- [Exercise prompt]
Once the records have been read, set every one down as it stands.

Data supplied Start Marker

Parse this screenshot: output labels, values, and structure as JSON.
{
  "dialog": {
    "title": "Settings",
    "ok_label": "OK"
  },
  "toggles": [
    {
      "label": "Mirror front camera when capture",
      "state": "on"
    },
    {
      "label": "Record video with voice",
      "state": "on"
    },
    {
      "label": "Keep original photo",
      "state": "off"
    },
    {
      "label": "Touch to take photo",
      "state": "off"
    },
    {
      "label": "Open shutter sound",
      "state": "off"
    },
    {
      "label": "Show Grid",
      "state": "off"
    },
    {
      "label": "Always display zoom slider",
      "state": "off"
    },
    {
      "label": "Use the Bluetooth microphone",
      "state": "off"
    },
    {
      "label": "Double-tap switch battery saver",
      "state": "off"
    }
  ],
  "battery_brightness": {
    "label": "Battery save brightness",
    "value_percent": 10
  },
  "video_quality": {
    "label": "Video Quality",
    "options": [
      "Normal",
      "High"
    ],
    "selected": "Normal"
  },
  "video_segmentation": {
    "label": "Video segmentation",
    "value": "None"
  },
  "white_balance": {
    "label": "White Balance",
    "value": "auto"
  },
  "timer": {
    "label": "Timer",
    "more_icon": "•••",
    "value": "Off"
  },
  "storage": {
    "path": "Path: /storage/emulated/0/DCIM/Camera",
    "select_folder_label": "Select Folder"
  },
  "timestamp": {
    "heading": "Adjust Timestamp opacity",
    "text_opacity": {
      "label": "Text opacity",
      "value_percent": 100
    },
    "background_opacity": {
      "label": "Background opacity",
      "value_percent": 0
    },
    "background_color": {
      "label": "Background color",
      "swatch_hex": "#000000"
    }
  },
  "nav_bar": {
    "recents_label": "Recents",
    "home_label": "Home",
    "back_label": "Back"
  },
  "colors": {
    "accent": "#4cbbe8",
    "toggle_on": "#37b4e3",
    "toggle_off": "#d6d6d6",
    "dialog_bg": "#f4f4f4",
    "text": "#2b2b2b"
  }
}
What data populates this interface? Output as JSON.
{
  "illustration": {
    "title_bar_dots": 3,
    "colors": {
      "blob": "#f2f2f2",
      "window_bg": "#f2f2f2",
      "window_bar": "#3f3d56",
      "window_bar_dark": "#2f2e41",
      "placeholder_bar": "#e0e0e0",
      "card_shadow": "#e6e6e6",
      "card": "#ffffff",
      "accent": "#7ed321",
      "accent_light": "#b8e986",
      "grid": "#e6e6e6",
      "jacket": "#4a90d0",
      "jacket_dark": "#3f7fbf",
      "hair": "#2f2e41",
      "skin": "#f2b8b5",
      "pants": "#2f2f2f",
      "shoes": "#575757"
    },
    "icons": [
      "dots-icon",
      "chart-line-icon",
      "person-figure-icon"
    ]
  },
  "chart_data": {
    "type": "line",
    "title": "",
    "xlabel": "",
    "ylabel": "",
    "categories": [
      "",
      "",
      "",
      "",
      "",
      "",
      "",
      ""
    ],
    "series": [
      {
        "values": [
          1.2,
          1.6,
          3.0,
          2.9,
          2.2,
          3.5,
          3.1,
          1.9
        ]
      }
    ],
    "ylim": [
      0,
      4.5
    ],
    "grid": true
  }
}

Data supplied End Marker

- [Your solution]
Parse this screenshot: output labels, values, and structure as JSON.
{
  "dialog": {
    "title": "Settings",
    "ok_label": "OK"
  },
  "toggles": [
    {
      "label": "Mirror front camera when capture",
      "state": "on"
    },
    {
      "label": "Record video with voice",
      "state": "on"
    },
    {
      "label": "Keep original photo",
      "state": "off"
    },
    {
      "label": "Touch to take photo",
      "state": "off"
    },
    {
      "label": "Open shutter sound",
      "state": "off"
    },
    {
      "label": "Show Grid",
      "state": "off"
    },
    {
      "label": "Always display zoom slider",
      "state": "off"
    },
    {
      "label": "Use the Bluetooth microphone",
      "state": "off"
    },
    {
      "label": "Double-tap switch battery saver",
      "state": "off"
    }
  ],
  "battery_brightness": {
    "label": "Battery save brightness",
    "value_percent": 10
  },
  "video_quality": {
    "label": "Video Quality",
    "options": [
      "Normal",
      "High"
    ],
    "selected": "Normal"
  },
  "video_segmentation": {
    "label": "Video segmentation",
    "value": "None"
  },
  "white_balance": {
    "label": "White Balance",
    "value": "auto"
  },
  "timer": {
    "label": "Timer",
    "more_icon": "•••",
    "value": "Off"
  },
  "storage": {
    "path": "Path: /storage/emulated/0/DCIM/Camera",
    "select_folder_label": "Select Folder"
  },
  "timestamp": {
    "heading": "Adjust Timestamp opacity",
    "text_opacity": {
      "label": "Text opacity",
      "value_percent": 100
    },
    "background_opacity": {
      "label": "Background opacity",
      "value_percent": 0
    },
    "background_color": {
      "label": "Background color",
      "swatch_hex": "#000000"
    }
  },
  "nav_bar": {
    "recents_label": "Recents",
    "home_label": "Home",
    "back_label": "Back"
  },
  "colors": {
    "accent": "#4cbbe8",
    "toggle_on": "#37b4e3",
    "toggle_off": "#d6d6d6",
    "dialog_bg": "#f4f4f4",
    "text": "#2b2b2b"
  }
}
What data populates this interface? Output as JSON.
{
  "illustration": {
    "title_bar_dots": 3,
    "colors": {
      "blob": "#f2f2f2",
      "window_bg": "#f2f2f2",
      "window_bar": "#3f3d56",
      "window_bar_dark": "#2f2e41",
      "placeholder_bar": "#e0e0e0",
      "card_shadow": "#e6e6e6",
      "card": "#ffffff",
      "accent": "#7ed321",
      "accent_light": "#b8e986",
      "grid": "#e6e6e6",
      "jacket": "#4a90d0",
      "jacket_dark": "#3f7fbf",
      "hair": "#2f2e41",
      "skin": "#f2b8b5",
      "pants": "#2f2f2f",
      "shoes": "#575757"
    },
    "icons": [
      "dots-icon",
      "chart-line-icon",
      "person-figure-icon"
    ]
  },
  "chart_data": {
    "type": "line",
    "title": "",
    "xlabel": "",
    "ylabel": "",
    "categories": [
      "",
      "",
      "",
      "",
      "",
      "",
      "",
      ""
    ],
    "series": [
      {
        "values": [
          1.2,
          1.6,
          3.0,
          2.9,
          2.2,
          3.5,
          3.1,
          1.9
        ]
      }
    ],
    "ylim": [
      0,
      4.5
    ],
    "grid": true
  }
}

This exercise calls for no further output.